To do: All lines below containing the string "title" are to be copied.

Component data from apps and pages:
--------

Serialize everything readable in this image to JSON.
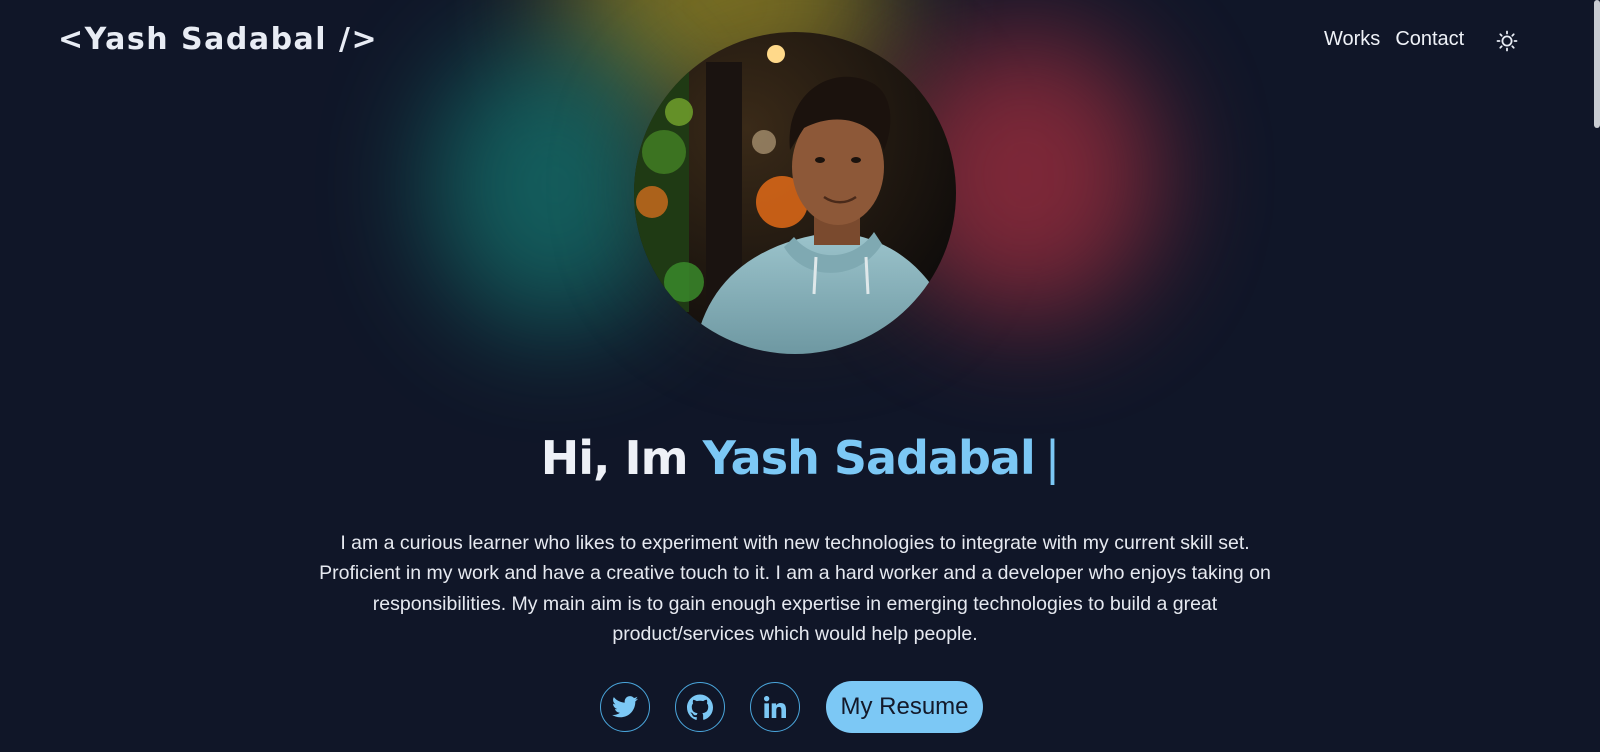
{
  "header": {
    "logo": "<Yash Sadabal />",
    "nav": [
      {
        "label": "Works"
      },
      {
        "label": "Contact"
      }
    ],
    "theme_toggle_icon": "sun-icon"
  },
  "hero": {
    "greeting": "Hi, Im",
    "name": "Yash Sadabal",
    "cursor": "|",
    "avatar_icon": "profile-photo",
    "bio": "I am a curious learner who likes to experiment with new technologies to integrate with my current skill set. Proficient in my work and have a creative touch to it. I am a hard worker and a developer who enjoys taking on responsibilities. My main aim is to gain enough expertise in emerging technologies to build a great product/services which would help people."
  },
  "socials": [
    {
      "icon": "twitter-icon"
    },
    {
      "icon": "github-icon"
    },
    {
      "icon": "linkedin-icon"
    }
  ],
  "resume_button": "My Resume",
  "colors": {
    "background": "#101628",
    "accent": "#7cc8f5",
    "text": "#eef1f7"
  }
}
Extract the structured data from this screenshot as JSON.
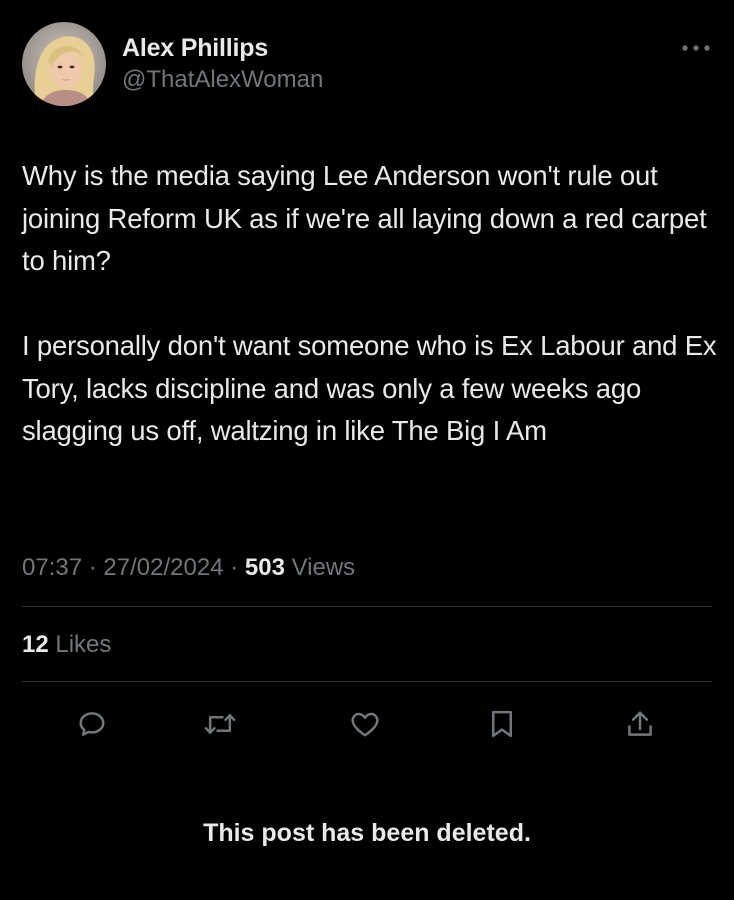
{
  "author": {
    "display_name": "Alex Phillips",
    "handle": "@ThatAlexWoman",
    "avatar_icon": "profile-photo"
  },
  "post": {
    "text": "Why is the media saying Lee Anderson won't rule out joining Reform UK as if we're all laying down a red carpet to him?\n\nI personally don't want someone who is Ex Labour and Ex Tory, lacks discipline and was only a few weeks ago slagging us off, waltzing in like The Big I Am",
    "time": "07:37",
    "date": "27/02/2024",
    "separator": "·",
    "views_count": "503",
    "views_label": "Views",
    "likes_count": "12",
    "likes_label": "Likes"
  },
  "actions": [
    {
      "name": "reply",
      "icon": "speech-bubble-icon"
    },
    {
      "name": "repost",
      "icon": "repost-arrows-icon"
    },
    {
      "name": "like",
      "icon": "heart-icon"
    },
    {
      "name": "bookmark",
      "icon": "bookmark-icon"
    },
    {
      "name": "share",
      "icon": "share-upload-icon"
    }
  ],
  "notice": "This post has been deleted.",
  "colors": {
    "background": "#000000",
    "primary_text": "#e7e9ea",
    "secondary_text": "#71767b",
    "divider": "#2f3336",
    "icon": "#71767b"
  }
}
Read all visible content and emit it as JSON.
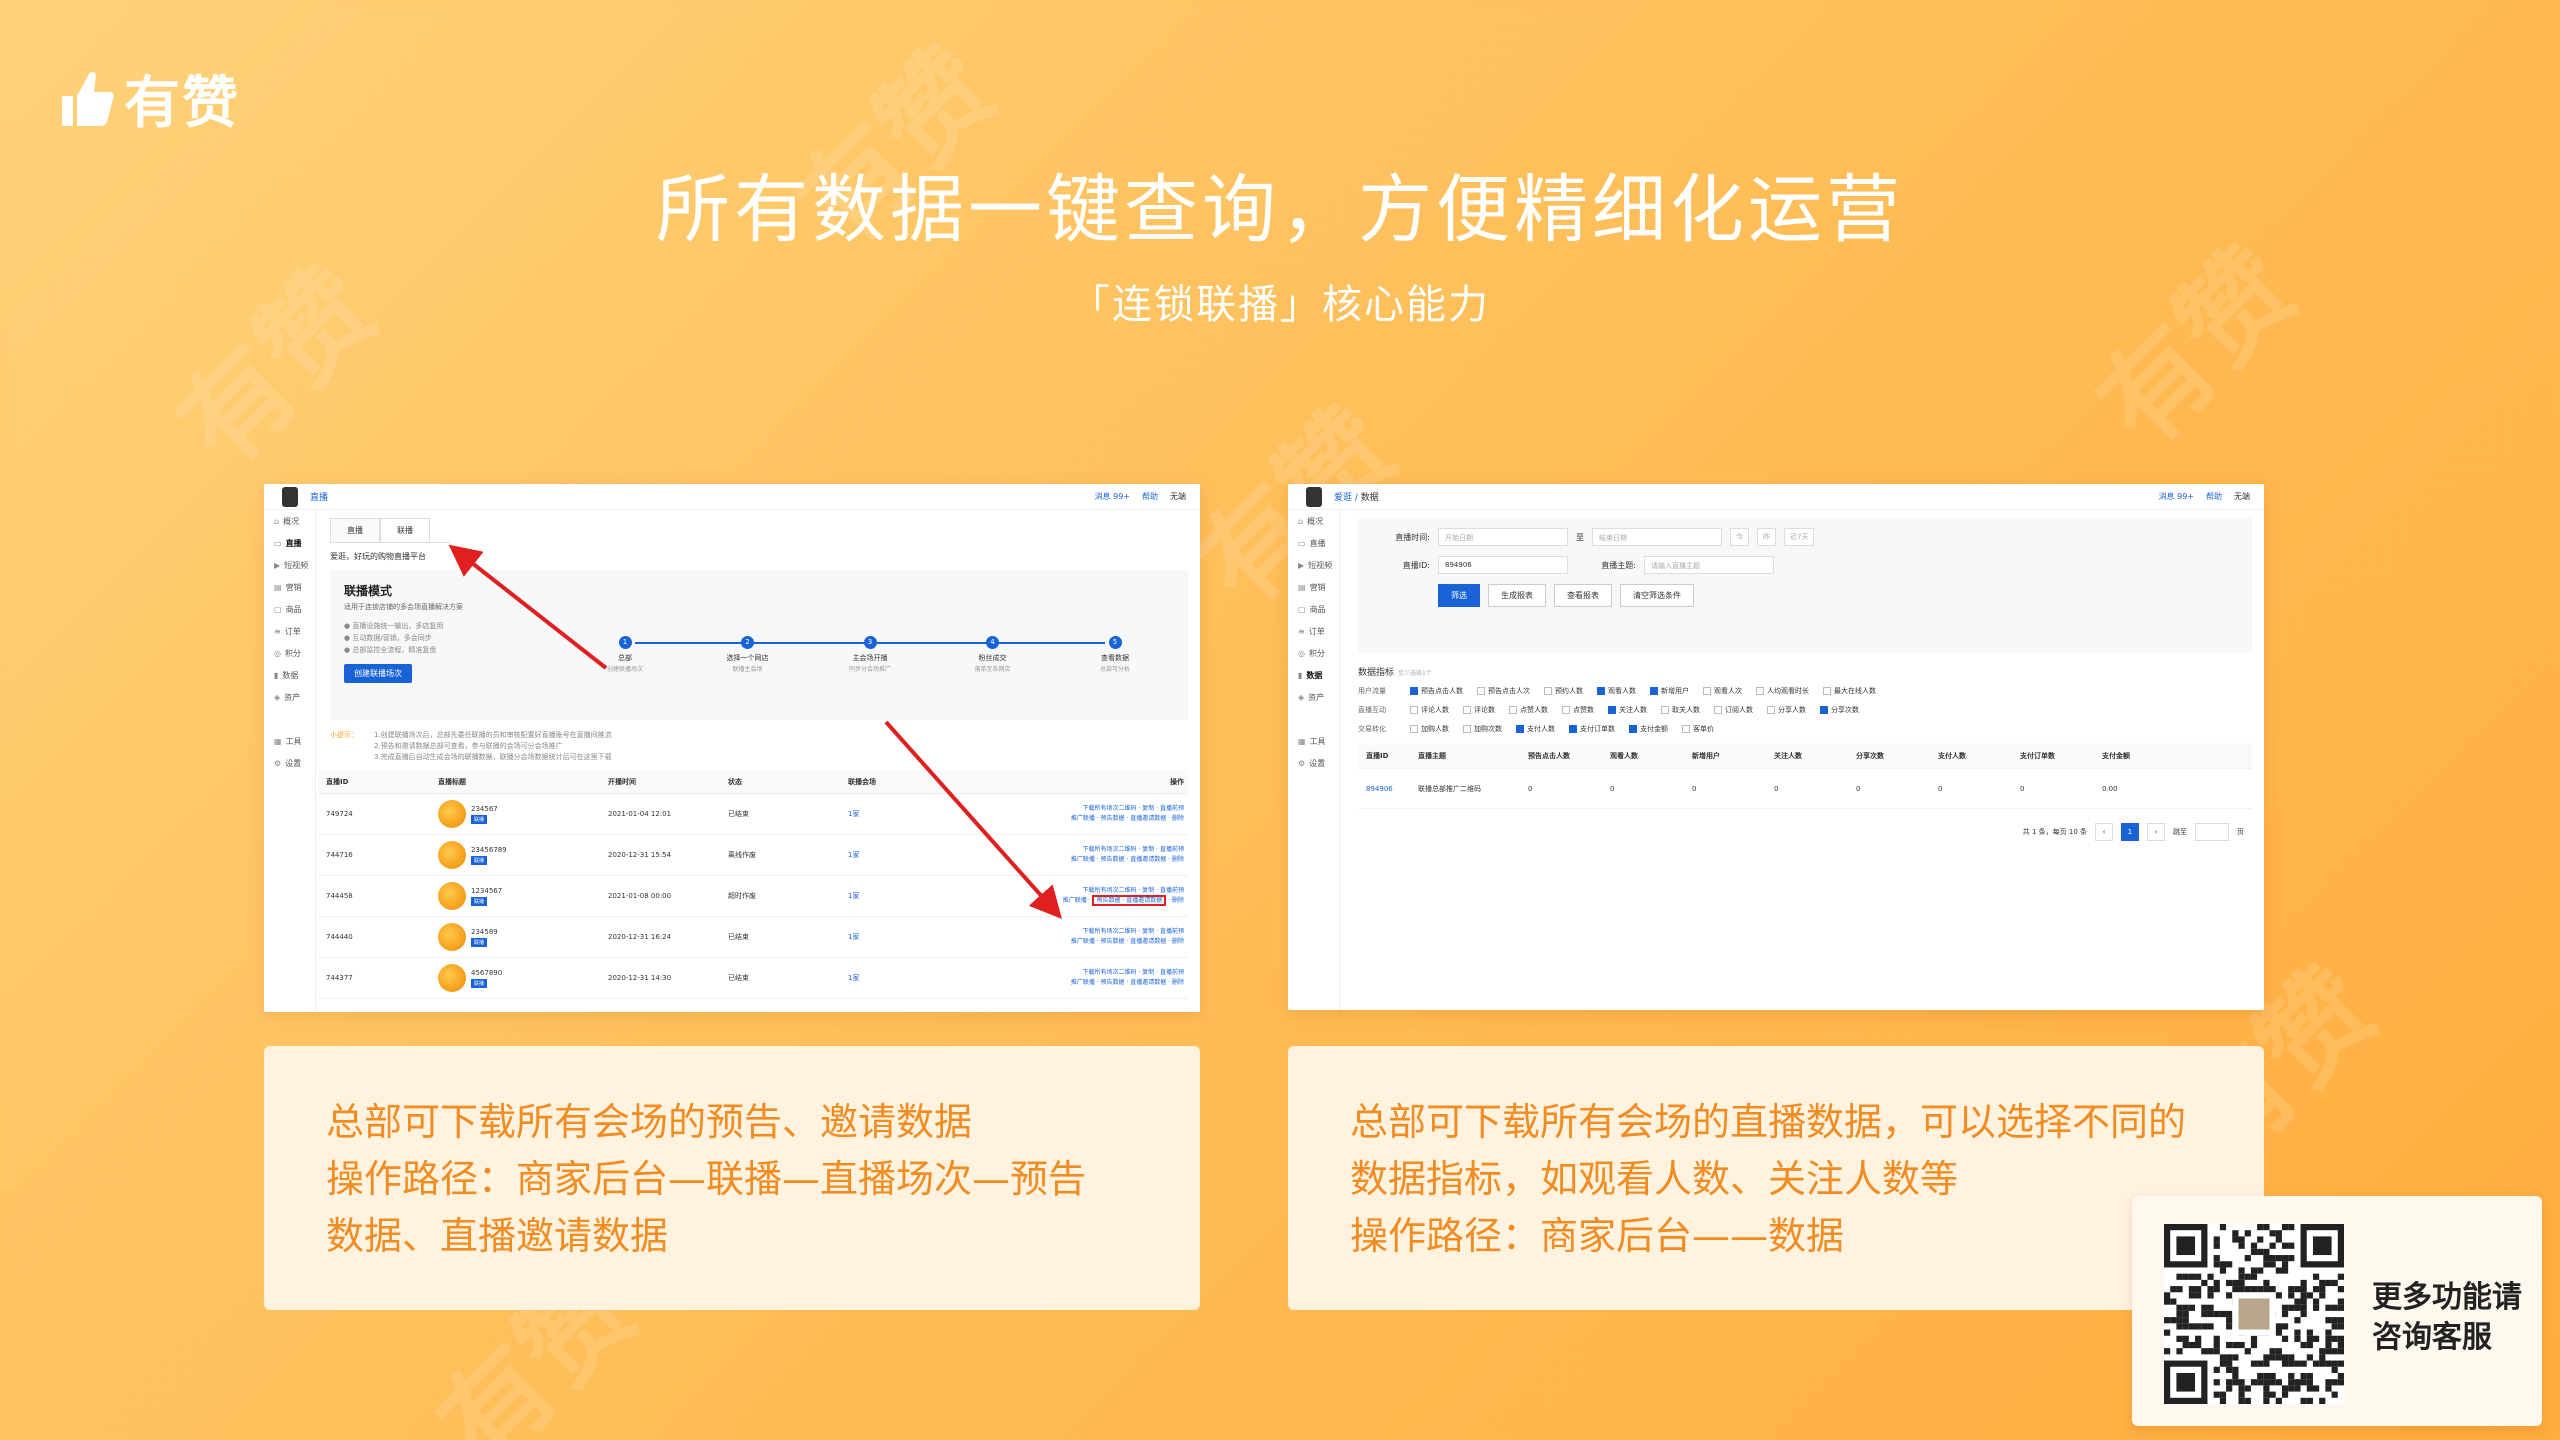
{
  "brand": {
    "logo_text": "有赞",
    "watermark_text": "有赞"
  },
  "headline": "所有数据一键查询，方便精细化运营",
  "subline": "「连锁联播」核心能力",
  "shot1": {
    "crumb": "直播",
    "top_right": [
      "消息 99+",
      "帮助",
      "无端"
    ],
    "side": [
      {
        "icon": "⌂",
        "label": "概况"
      },
      {
        "icon": "▭",
        "label": "直播"
      },
      {
        "icon": "▶",
        "label": "短视频"
      },
      {
        "icon": "▤",
        "label": "营销"
      },
      {
        "icon": "▢",
        "label": "商品"
      },
      {
        "icon": "≡",
        "label": "订单"
      },
      {
        "icon": "◎",
        "label": "积分"
      },
      {
        "icon": "▮",
        "label": "数据"
      },
      {
        "icon": "◈",
        "label": "资产"
      },
      {
        "icon": "▦",
        "label": "工具"
      },
      {
        "icon": "⚙",
        "label": "设置"
      }
    ],
    "tabs": [
      "直播",
      "联播"
    ],
    "desc": "爱逛，好玩的购物直播平台",
    "mode": {
      "title": "联播模式",
      "sub": "适用于连锁店铺的多会场直播解决方案",
      "bullets": [
        "直播设施统一输出，多店复用",
        "互动数据/营销，多会同步",
        "总部监控全流程，精准复盘"
      ],
      "button": "创建联播场次"
    },
    "steps": [
      {
        "n": "1",
        "t": "总部",
        "d": "创建联播场次"
      },
      {
        "n": "2",
        "t": "选择一个网店",
        "d": "联播主会场"
      },
      {
        "n": "3",
        "t": "主会场开播",
        "d": "同步分会场推广"
      },
      {
        "n": "4",
        "t": "粉丝成交",
        "d": "落单至各网店"
      },
      {
        "n": "5",
        "t": "查看数据",
        "d": "总部可分析"
      }
    ],
    "tip": {
      "label": "小提示：",
      "lines": [
        "1.创建联播场次后，总部先委任联播的员和审核配置好直播账号在直播间推流",
        "2.预告和邀请数据总部可查看，参与联播的会场可分会场推广",
        "3.完成直播后自动生成会场的联播数据，联播分会场数据统计后可在这里下载"
      ]
    },
    "table": {
      "headers": [
        "直播ID",
        "直播标题",
        "开播时间",
        "状态",
        "联播会场",
        "操作"
      ],
      "rows": [
        {
          "id": "749724",
          "title": "234567",
          "badge": "联播",
          "time": "2021-01-04 12:01",
          "status": "已结束",
          "venue": "1家",
          "ops1": "下载所有场次二维码 · 复制 · 直播前预",
          "ops2": "推广联播 · 预告数据 · 直播邀请数据 · 删除"
        },
        {
          "id": "744716",
          "title": "23456789",
          "badge": "联播",
          "time": "2020-12-31 15:54",
          "status": "离线作废",
          "venue": "1家",
          "ops1": "下载所有场次二维码 · 复制 · 直播前预",
          "ops2": "推广联播 · 预告数据 · 直播邀请数据 · 删除"
        },
        {
          "id": "744458",
          "title": "1234567",
          "badge": "联播",
          "time": "2021-01-08 00:00",
          "status": "超时作废",
          "venue": "1家",
          "ops1": "下载所有场次二维码 · 复制 · 直播前预",
          "ops2a": "推广联播 ·",
          "ops2b": "预告数据",
          "ops2c": "直播邀请数据",
          "ops2d": "· 删除"
        },
        {
          "id": "744440",
          "title": "234589",
          "badge": "联播",
          "time": "2020-12-31 16:24",
          "status": "已结束",
          "venue": "1家",
          "ops1": "下载所有场次二维码 · 复制 · 直播前预",
          "ops2": "推广联播 · 预告数据 · 直播邀请数据 · 删除"
        },
        {
          "id": "744377",
          "title": "4567890",
          "badge": "联播",
          "time": "2020-12-31 14:30",
          "status": "已结束",
          "venue": "1家",
          "ops1": "下载所有场次二维码 · 复制 · 直播前预",
          "ops2": "推广联播 · 预告数据 · 直播邀请数据 · 删除"
        }
      ]
    }
  },
  "shot2": {
    "crumb": "爱逛",
    "crumb2": "数据",
    "top_right": [
      "消息 99+",
      "帮助",
      "无端"
    ],
    "side": [
      {
        "icon": "⌂",
        "label": "概况"
      },
      {
        "icon": "▭",
        "label": "直播"
      },
      {
        "icon": "▶",
        "label": "短视频"
      },
      {
        "icon": "▤",
        "label": "营销"
      },
      {
        "icon": "▢",
        "label": "商品"
      },
      {
        "icon": "≡",
        "label": "订单"
      },
      {
        "icon": "◎",
        "label": "积分"
      },
      {
        "icon": "▮",
        "label": "数据"
      },
      {
        "icon": "◈",
        "label": "资产"
      },
      {
        "icon": "▦",
        "label": "工具"
      },
      {
        "icon": "⚙",
        "label": "设置"
      }
    ],
    "filter": {
      "time_label": "直播时间:",
      "start_ph": "开始日期",
      "to": "至",
      "end_ph": "结束日期",
      "quick": [
        "今",
        "昨",
        "近7天"
      ],
      "id_label": "直播ID:",
      "id_value": "894906",
      "theme_label": "直播主题:",
      "theme_ph": "请输入直播主题",
      "buttons": [
        "筛选",
        "生成报表",
        "查看报表",
        "清空筛选条件"
      ]
    },
    "metrics": {
      "title": "数据指标",
      "hint": "至少选择1个",
      "groups": [
        {
          "name": "用户流量",
          "items": [
            [
              "预告点击人数",
              true
            ],
            [
              "预告点击人次",
              false
            ],
            [
              "预约人数",
              false
            ],
            [
              "观看人数",
              true
            ],
            [
              "新增用户",
              true
            ],
            [
              "观看人次",
              false
            ],
            [
              "人均观看时长",
              false
            ],
            [
              "最大在线人数",
              false
            ]
          ]
        },
        {
          "name": "直播互动",
          "items": [
            [
              "评论人数",
              false
            ],
            [
              "评论数",
              false
            ],
            [
              "点赞人数",
              false
            ],
            [
              "点赞数",
              false
            ],
            [
              "关注人数",
              true
            ],
            [
              "取关人数",
              false
            ],
            [
              "订阅人数",
              false
            ],
            [
              "分享人数",
              false
            ],
            [
              "分享次数",
              true
            ]
          ]
        },
        {
          "name": "交易转化",
          "items": [
            [
              "加购人数",
              false
            ],
            [
              "加购次数",
              false
            ],
            [
              "支付人数",
              true
            ],
            [
              "支付订单数",
              true
            ],
            [
              "支付金额",
              true
            ],
            [
              "客单价",
              false
            ]
          ]
        }
      ]
    },
    "table": {
      "headers": [
        "直播ID",
        "直播主题",
        "预告点击人数",
        "观看人数",
        "新增用户",
        "关注人数",
        "分享次数",
        "支付人数",
        "支付订单数",
        "支付金额"
      ],
      "row": [
        "894906",
        "联播总部推广二维码",
        "0",
        "0",
        "0",
        "0",
        "0",
        "0",
        "0",
        "0.00"
      ]
    },
    "pager": {
      "summary": "共 1 条，每页 10 条",
      "page": "1",
      "goto": "跳至",
      "unit": "页"
    }
  },
  "captions": {
    "left": [
      "总部可下载所有会场的预告、邀请数据",
      "操作路径：商家后台—联播—直播场次—预告",
      "数据、直播邀请数据"
    ],
    "right": [
      "总部可下载所有会场的直播数据，可以选择不同的",
      "数据指标，如观看人数、关注人数等",
      "操作路径：商家后台——数据"
    ]
  },
  "qr": {
    "text_1": "更多功能请",
    "text_2": "咨询客服"
  },
  "colors": {
    "accent": "#1a63d6",
    "caption": "#f08c21",
    "arrow": "#e02020",
    "bg": "#ffbf5a"
  }
}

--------

Exercise solution:
      "title": "联播模式",
          "title": "234567",
          "title": "23456789",
          "title": "1234567",
          "title": "234589",
          "title": "4567890",
      "title": "数据指标",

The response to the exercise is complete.